The cover story of this issue of the Arkansas Times reminds us of another day when zealots tried to hold themselves above the law. Then it was the Civil Rights Act of 1964 that they didn't want to comply with, and the practice of racial discrimination that they sought to defend.
Now, it's religious extremists trying to impose their own beliefs on others, by denying needy Americans access to the birth control coverage that is provided in President Obama's health care reform. In 1964, racist shop owners claimed the right to deny service to black people. Today, the lawyer for the U.S. Conference of Catholic Bishops says that if he owned a Taco Bell, he should be able to deny his employees access to contraceptives. Hobby Lobby, a large chain of craft stores that purports to consider itself an evangelical Christian enterprise, has said it will defy the federal law requiring birth control coverage for its employees. In Denver, a federal judge has ruled that a heating and air conditioning firm can indeed deny birth control coverage to its workers, because the owners of the firm, conservative Catholics, are opposed to birth control.
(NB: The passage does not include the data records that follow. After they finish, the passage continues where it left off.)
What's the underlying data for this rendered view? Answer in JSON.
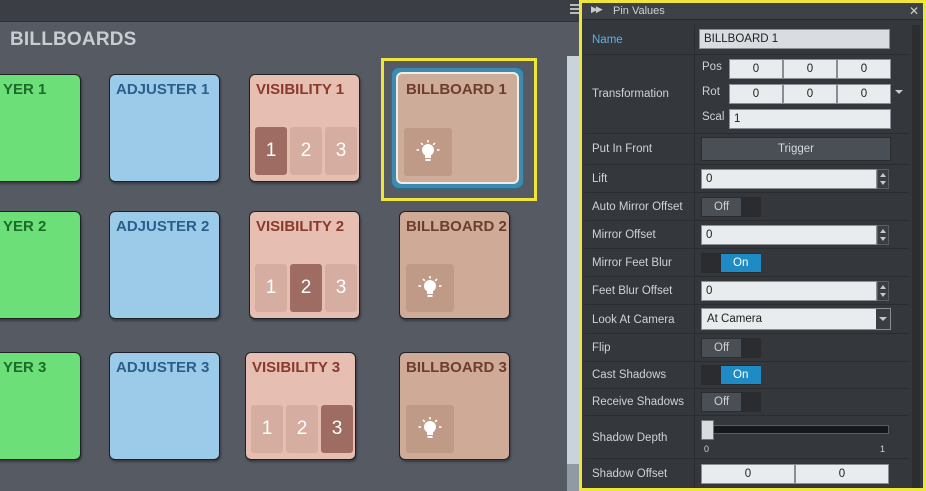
{
  "canvas": {
    "group_title": "BILLBOARDS",
    "nodes": [
      {
        "title": "YER 1",
        "color": "#6ddf78"
      },
      {
        "title": "ADJUSTER 1",
        "color": "#9ccbea"
      },
      {
        "title": "VISIBILITY 1",
        "color": "#e7bfb2",
        "buttons": [
          "1",
          "2",
          "3"
        ],
        "active": 0
      },
      {
        "title": "BILLBOARD 1",
        "color": "#cdac99",
        "selected": true
      },
      {
        "title": "YER 2"
      },
      {
        "title": "ADJUSTER 2"
      },
      {
        "title": "VISIBILITY 2",
        "buttons": [
          "1",
          "2",
          "3"
        ],
        "active": 1
      },
      {
        "title": "BILLBOARD 2"
      },
      {
        "title": "YER 3"
      },
      {
        "title": "ADJUSTER 3"
      },
      {
        "title": "VISIBILITY 3",
        "buttons": [
          "1",
          "2",
          "3"
        ],
        "active": 2
      },
      {
        "title": "BILLBOARD 3"
      }
    ],
    "bulb_icon": "lightbulb-icon"
  },
  "panel": {
    "title": "Pin Values",
    "rows": {
      "name": {
        "label": "Name",
        "value": "BILLBOARD 1"
      },
      "transformation": {
        "label": "Transformation",
        "pos_label": "Pos",
        "pos": [
          "0",
          "0",
          "0"
        ],
        "rot_label": "Rot",
        "rot": [
          "0",
          "0",
          "0"
        ],
        "scal_label": "Scal",
        "scal": "1"
      },
      "put_in_front": {
        "label": "Put In Front",
        "button": "Trigger"
      },
      "lift": {
        "label": "Lift",
        "value": "0"
      },
      "auto_mirror_offset": {
        "label": "Auto Mirror Offset",
        "state": "Off"
      },
      "mirror_offset": {
        "label": "Mirror Offset",
        "value": "0"
      },
      "mirror_feet_blur": {
        "label": "Mirror Feet Blur",
        "state": "On"
      },
      "feet_blur_offset": {
        "label": "Feet Blur Offset",
        "value": "0"
      },
      "look_at_camera": {
        "label": "Look At Camera",
        "value": "At Camera"
      },
      "flip": {
        "label": "Flip",
        "state": "Off"
      },
      "cast_shadows": {
        "label": "Cast Shadows",
        "state": "On"
      },
      "receive_shadows": {
        "label": "Receive Shadows",
        "state": "Off"
      },
      "shadow_depth": {
        "label": "Shadow Depth",
        "min": "0",
        "max": "1",
        "value": 0
      },
      "shadow_offset": {
        "label": "Shadow Offset",
        "x": "0",
        "y": "0"
      }
    }
  },
  "colors": {
    "selection": "#f0e63a",
    "accent": "#5fb1e6",
    "toggle_on": "#1f8bc4"
  }
}
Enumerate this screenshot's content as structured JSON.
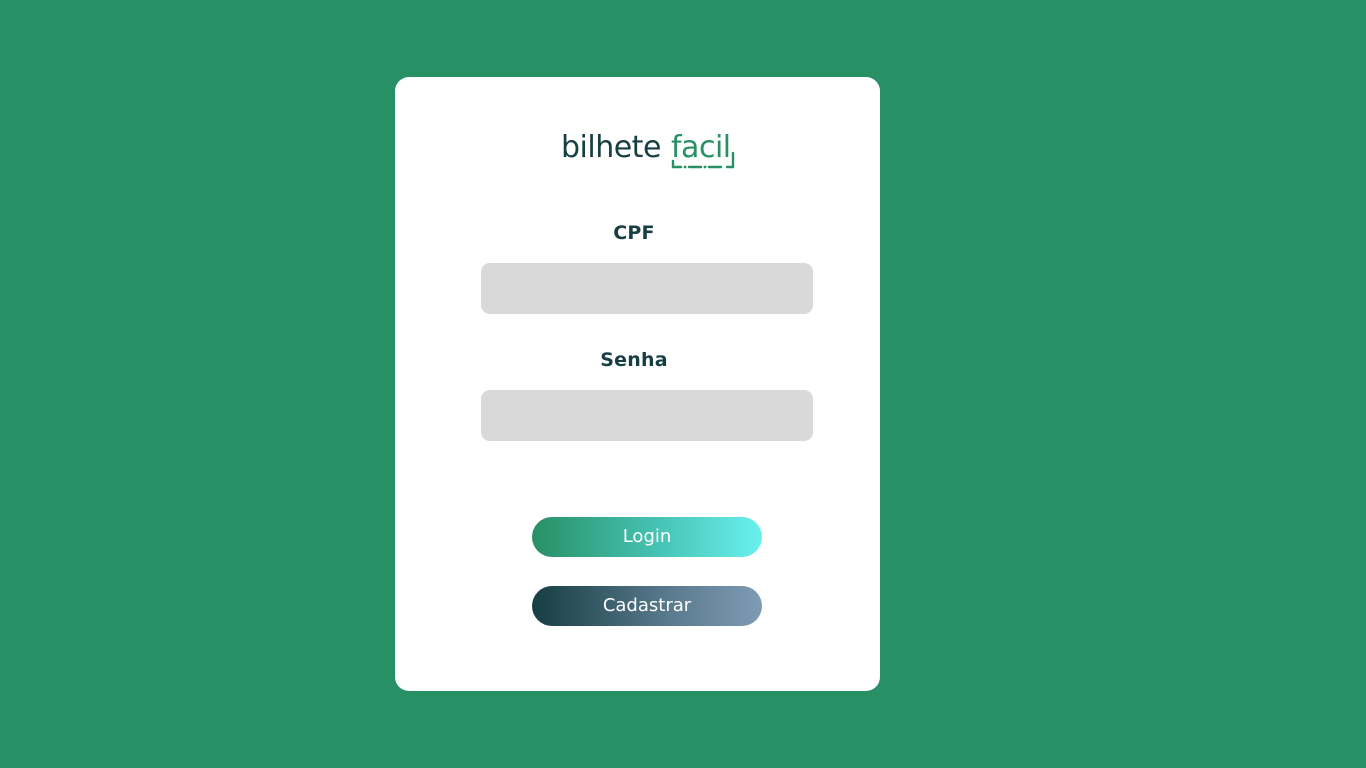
{
  "brand": {
    "logo_text_part1": "bilhete",
    "logo_text_part2": "facil",
    "colors": {
      "dark": "#173e43",
      "green": "#279065"
    }
  },
  "form": {
    "cpf_label": "CPF",
    "cpf_value": "",
    "cpf_placeholder": "",
    "senha_label": "Senha",
    "senha_value": "",
    "senha_placeholder": ""
  },
  "buttons": {
    "login_label": "Login",
    "cadastrar_label": "Cadastrar"
  },
  "colors": {
    "background": "#279065",
    "card": "#ffffff",
    "input": "#d9d9d9",
    "label": "#173e43"
  }
}
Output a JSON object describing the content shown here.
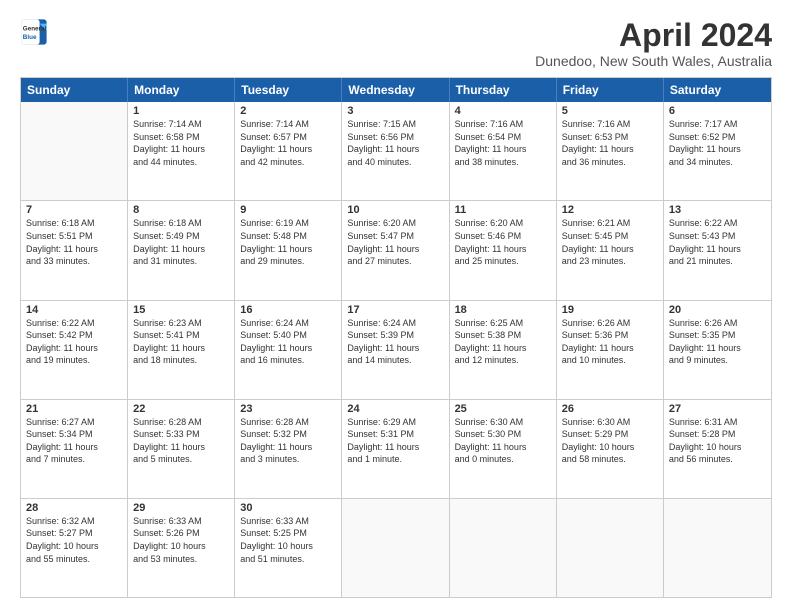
{
  "header": {
    "logo_general": "General",
    "logo_blue": "Blue",
    "title": "April 2024",
    "location": "Dunedoo, New South Wales, Australia"
  },
  "days_of_week": [
    "Sunday",
    "Monday",
    "Tuesday",
    "Wednesday",
    "Thursday",
    "Friday",
    "Saturday"
  ],
  "rows": [
    [
      {
        "day": "",
        "empty": true
      },
      {
        "day": "1",
        "line1": "Sunrise: 7:14 AM",
        "line2": "Sunset: 6:58 PM",
        "line3": "Daylight: 11 hours",
        "line4": "and 44 minutes."
      },
      {
        "day": "2",
        "line1": "Sunrise: 7:14 AM",
        "line2": "Sunset: 6:57 PM",
        "line3": "Daylight: 11 hours",
        "line4": "and 42 minutes."
      },
      {
        "day": "3",
        "line1": "Sunrise: 7:15 AM",
        "line2": "Sunset: 6:56 PM",
        "line3": "Daylight: 11 hours",
        "line4": "and 40 minutes."
      },
      {
        "day": "4",
        "line1": "Sunrise: 7:16 AM",
        "line2": "Sunset: 6:54 PM",
        "line3": "Daylight: 11 hours",
        "line4": "and 38 minutes."
      },
      {
        "day": "5",
        "line1": "Sunrise: 7:16 AM",
        "line2": "Sunset: 6:53 PM",
        "line3": "Daylight: 11 hours",
        "line4": "and 36 minutes."
      },
      {
        "day": "6",
        "line1": "Sunrise: 7:17 AM",
        "line2": "Sunset: 6:52 PM",
        "line3": "Daylight: 11 hours",
        "line4": "and 34 minutes."
      }
    ],
    [
      {
        "day": "7",
        "line1": "Sunrise: 6:18 AM",
        "line2": "Sunset: 5:51 PM",
        "line3": "Daylight: 11 hours",
        "line4": "and 33 minutes."
      },
      {
        "day": "8",
        "line1": "Sunrise: 6:18 AM",
        "line2": "Sunset: 5:49 PM",
        "line3": "Daylight: 11 hours",
        "line4": "and 31 minutes."
      },
      {
        "day": "9",
        "line1": "Sunrise: 6:19 AM",
        "line2": "Sunset: 5:48 PM",
        "line3": "Daylight: 11 hours",
        "line4": "and 29 minutes."
      },
      {
        "day": "10",
        "line1": "Sunrise: 6:20 AM",
        "line2": "Sunset: 5:47 PM",
        "line3": "Daylight: 11 hours",
        "line4": "and 27 minutes."
      },
      {
        "day": "11",
        "line1": "Sunrise: 6:20 AM",
        "line2": "Sunset: 5:46 PM",
        "line3": "Daylight: 11 hours",
        "line4": "and 25 minutes."
      },
      {
        "day": "12",
        "line1": "Sunrise: 6:21 AM",
        "line2": "Sunset: 5:45 PM",
        "line3": "Daylight: 11 hours",
        "line4": "and 23 minutes."
      },
      {
        "day": "13",
        "line1": "Sunrise: 6:22 AM",
        "line2": "Sunset: 5:43 PM",
        "line3": "Daylight: 11 hours",
        "line4": "and 21 minutes."
      }
    ],
    [
      {
        "day": "14",
        "line1": "Sunrise: 6:22 AM",
        "line2": "Sunset: 5:42 PM",
        "line3": "Daylight: 11 hours",
        "line4": "and 19 minutes."
      },
      {
        "day": "15",
        "line1": "Sunrise: 6:23 AM",
        "line2": "Sunset: 5:41 PM",
        "line3": "Daylight: 11 hours",
        "line4": "and 18 minutes."
      },
      {
        "day": "16",
        "line1": "Sunrise: 6:24 AM",
        "line2": "Sunset: 5:40 PM",
        "line3": "Daylight: 11 hours",
        "line4": "and 16 minutes."
      },
      {
        "day": "17",
        "line1": "Sunrise: 6:24 AM",
        "line2": "Sunset: 5:39 PM",
        "line3": "Daylight: 11 hours",
        "line4": "and 14 minutes."
      },
      {
        "day": "18",
        "line1": "Sunrise: 6:25 AM",
        "line2": "Sunset: 5:38 PM",
        "line3": "Daylight: 11 hours",
        "line4": "and 12 minutes."
      },
      {
        "day": "19",
        "line1": "Sunrise: 6:26 AM",
        "line2": "Sunset: 5:36 PM",
        "line3": "Daylight: 11 hours",
        "line4": "and 10 minutes."
      },
      {
        "day": "20",
        "line1": "Sunrise: 6:26 AM",
        "line2": "Sunset: 5:35 PM",
        "line3": "Daylight: 11 hours",
        "line4": "and 9 minutes."
      }
    ],
    [
      {
        "day": "21",
        "line1": "Sunrise: 6:27 AM",
        "line2": "Sunset: 5:34 PM",
        "line3": "Daylight: 11 hours",
        "line4": "and 7 minutes."
      },
      {
        "day": "22",
        "line1": "Sunrise: 6:28 AM",
        "line2": "Sunset: 5:33 PM",
        "line3": "Daylight: 11 hours",
        "line4": "and 5 minutes."
      },
      {
        "day": "23",
        "line1": "Sunrise: 6:28 AM",
        "line2": "Sunset: 5:32 PM",
        "line3": "Daylight: 11 hours",
        "line4": "and 3 minutes."
      },
      {
        "day": "24",
        "line1": "Sunrise: 6:29 AM",
        "line2": "Sunset: 5:31 PM",
        "line3": "Daylight: 11 hours",
        "line4": "and 1 minute."
      },
      {
        "day": "25",
        "line1": "Sunrise: 6:30 AM",
        "line2": "Sunset: 5:30 PM",
        "line3": "Daylight: 11 hours",
        "line4": "and 0 minutes."
      },
      {
        "day": "26",
        "line1": "Sunrise: 6:30 AM",
        "line2": "Sunset: 5:29 PM",
        "line3": "Daylight: 10 hours",
        "line4": "and 58 minutes."
      },
      {
        "day": "27",
        "line1": "Sunrise: 6:31 AM",
        "line2": "Sunset: 5:28 PM",
        "line3": "Daylight: 10 hours",
        "line4": "and 56 minutes."
      }
    ],
    [
      {
        "day": "28",
        "line1": "Sunrise: 6:32 AM",
        "line2": "Sunset: 5:27 PM",
        "line3": "Daylight: 10 hours",
        "line4": "and 55 minutes."
      },
      {
        "day": "29",
        "line1": "Sunrise: 6:33 AM",
        "line2": "Sunset: 5:26 PM",
        "line3": "Daylight: 10 hours",
        "line4": "and 53 minutes."
      },
      {
        "day": "30",
        "line1": "Sunrise: 6:33 AM",
        "line2": "Sunset: 5:25 PM",
        "line3": "Daylight: 10 hours",
        "line4": "and 51 minutes."
      },
      {
        "day": "",
        "empty": true
      },
      {
        "day": "",
        "empty": true
      },
      {
        "day": "",
        "empty": true
      },
      {
        "day": "",
        "empty": true
      }
    ]
  ]
}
The Denver ruling elicited a devastating rebuttal from Karen B. Ringen of Boulder, a member of the board of trustees of Americans United for Separation of Church and State. In a column for the Denver Post, she wrote:
"True religious freedom means the right to make religious decisions for yourself. It gives you (or your boss) no license to tell others what to do. If your religion teaches that the use of birth control is a sin, no one can force you to use it. But your belief, no matter how strongly held, does not give you the power to make decisions for others — especially when those decisions are of an intimate and personal nature. ...
"We simply cannot have a health-care system where workers' rights are held hostage to their employer's religious beliefs, and employers may pick and choose what they will allow in terms of access to health care for their employees. ...
"It is truly remarkable that some — including a federal judge — have embraced a theory of religious liberty that allows those in positions of authority to use government policy to force their theology onto the rest of us. Some may call that 'religious liberty.' To a lot of us, it looks more like something else: religious oppression."
A Supreme Court decision allowing either people or corporations to evade the law in the name of "religious freedom" would be a terrible blow to this country. How then could we stop a fundamentalist motel owner from refusing to rent rooms to Jews or atheists? Or a Muslim taxi driver from refusing to transport Christians to church? Or a Pentecostal factory owner who believes in faith healing from denying all medical coverage to his employees? The televangelists and the bishops may prefer theocracy to democracy. The founders of this nation most certainly did not.